The idea behind depreciation is that a property owner can depreciate the value of their property while it is being used for rental purposes. This benefit temporarily reduces gross income.
When the rental property is then sold, the accumulated depreciation is subtracted from the basis. This means that the additional tax is paid back. Ultimately, depreciation on a rental property allows the owner of the property to distribute the deduction across the useful life of the property, rather than taking one significant deduction during the purchase year. Overall, this lowers the rental property’s taxable income.
It is important to note that depreciation can only be utilized on the value of a structure, not the value of the land that the structure is on. Land is never depreciable.
Depreciation of Foreign Rental Property
There are some key differences when it comes to domestic and foreign rental property depreciation. The current domestic residential property is depreciated over 27.5 years. In comparison, foreign residential property is depreciated over 30 years. The depreciation system of international real estate is stipulated under IRC Section 168(g)(1)(A).
Foreign Real Estate Depreciation Example:
- Your foreign rental property cost was $300,000.
- You divide $300,000 by the IRS allowed 30 years.
- The depreciation expense deduction each year would then be $10,000.
What About Double Taxation?
If you own a home abroad, you will likely owe taxes in the country where the property is located. To avoid double taxation, you take a tax credit on your United States tax return. A tax credit is simply an amount of money that taxpayers can subtract from taxes owed to the government. As a property owner, you are allowed to take a tax credit for any taxes you paid to foreign countries relating to the total net rental income of your property.
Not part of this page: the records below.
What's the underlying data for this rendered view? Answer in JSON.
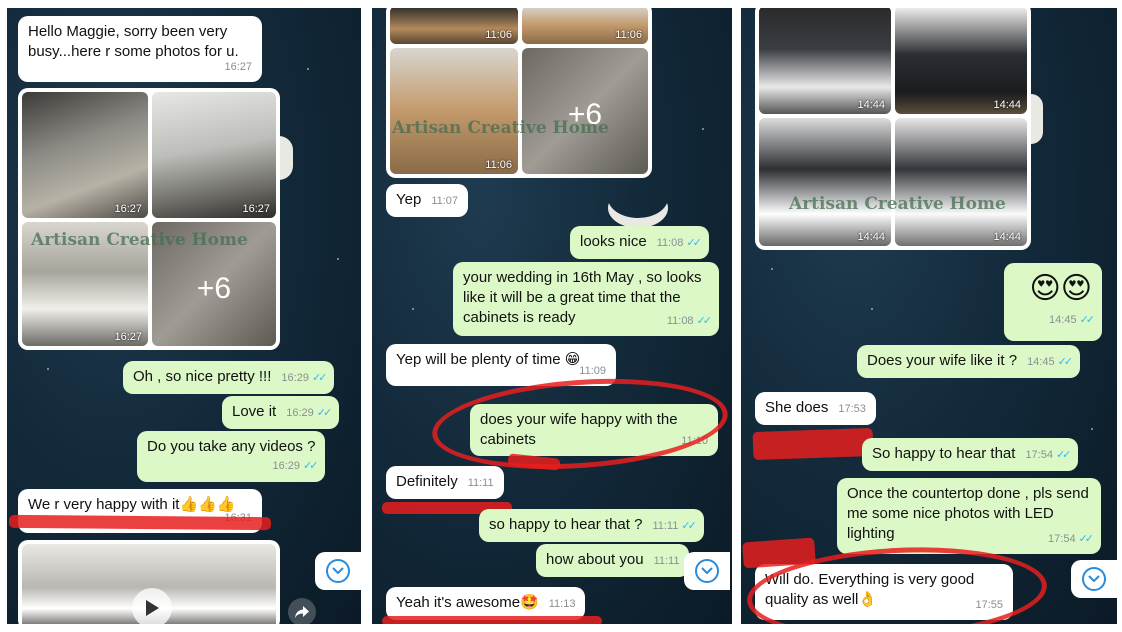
{
  "watermark": "Artisan Creative Home",
  "colors": {
    "incoming": "#ffffff",
    "outgoing": "#dcf8c6",
    "read_ticks": "#34b7f1",
    "annotation": "#e61e1e"
  },
  "icons": {
    "read_receipt": "double-check-icon",
    "scroll_down": "chevron-down-icon",
    "forward": "forward-icon",
    "play": "play-icon"
  },
  "panel1": {
    "msg1": {
      "text": "Hello Maggie, sorry been very busy...here r some photos for u.",
      "time": "16:27"
    },
    "album": {
      "times": [
        "16:27",
        "16:27",
        "16:27"
      ],
      "more": "+6"
    },
    "msg2": {
      "text": "Oh , so nice pretty !!!",
      "time": "16:29"
    },
    "msg3": {
      "text": "Love it",
      "time": "16:29"
    },
    "msg4": {
      "text": "Do you take any videos ?",
      "time": "16:29"
    },
    "msg5": {
      "text": "We r very happy with it👍👍👍",
      "time": "16:31"
    }
  },
  "panel2": {
    "album": {
      "times": [
        "11:06",
        "11:06",
        "11:06"
      ],
      "more": "+6"
    },
    "msg1": {
      "text": "Yep",
      "time": "11:07"
    },
    "msg2": {
      "text": "looks nice",
      "time": "11:08"
    },
    "msg3": {
      "text": "your wedding in 16th May , so looks like it will be a great time that the cabinets is ready",
      "time": "11:08"
    },
    "msg4": {
      "text": "Yep will be plenty of time 😁",
      "time": "11:09"
    },
    "msg5": {
      "text": "does your wife happy with the cabinets",
      "time": "11:10"
    },
    "msg6": {
      "text": "Definitely",
      "time": "11:11"
    },
    "msg7": {
      "text": "so happy to hear that ?",
      "time": "11:11"
    },
    "msg8": {
      "text": "how about you",
      "time": "11:11"
    },
    "msg9": {
      "text": "Yeah it's awesome🤩",
      "time": "11:13"
    }
  },
  "panel3": {
    "album": {
      "times": [
        "14:44",
        "14:44",
        "14:44",
        "14:44"
      ]
    },
    "msg1": {
      "text": "😍😍",
      "time": "14:45"
    },
    "msg2": {
      "text": "Does your wife like it ?",
      "time": "14:45"
    },
    "msg3": {
      "text": "She does",
      "time": "17:53"
    },
    "msg4": {
      "text": "So happy to hear that",
      "time": "17:54"
    },
    "msg5": {
      "text": "Once the countertop done , pls send me some nice photos with LED lighting",
      "time": "17:54"
    },
    "msg6": {
      "text": "Will do. Everything is very good quality as well👌",
      "time": "17:55"
    }
  }
}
Keep in mind that there are limitations with a tax credit, as there is a maximum allowable tax credit. You can never take a tax credit for more than the amount of the United States tax on the rental income after expenses have been deducted.
Selling Your Foreign Rental Property
Should you decide to sell your foreign rental property, there are some legalities you need to be aware of. When you sell a property in the United States, you can utilize a 1031 exchange. In a 1031 exchange, you can swap one investment property for another like-kind property. This exchange is then tax-deferred.
You can utilize the 1031 exchange on foreign property sales as well. However, the United States Government does not consider any property in another country to be like-kind to any property within the United States. This means to utilize the 1031 exchange when selling your foreign rental property, you must replace it with another foreign property for the transaction to be tax-deferred.
For example, you could sell your Panama rental home for a different like-kind rental house in Panama, or you could buy a new like-kind rental home in Costa Rica. The only stipulation is that the new rental property you acquire cannot be within the United States to be eligible for the 1031 exchange.
Contact the Experts
While rental property ownership abroad can be a profitable investment, foreign rental property depreciation and IRS income guidelines can also be tricky to decipher on your own. Following IRS guidelines is an important matter, and you need to get it right the first time. Don’t leave this up to chance, contact a tax professional today.
At Silver Tax Group, we are experienced tax attorneys who are ready to help you resolve all of your IRS headaches and tax issues. Our goal is to help every client achieve the best possible outcome in their tax case. You deserve to be represented by a qualified and experienced tax attorney. Contact us today to speak with one of our qualified tax professionals about your specific situation. We look forward to hearing from you.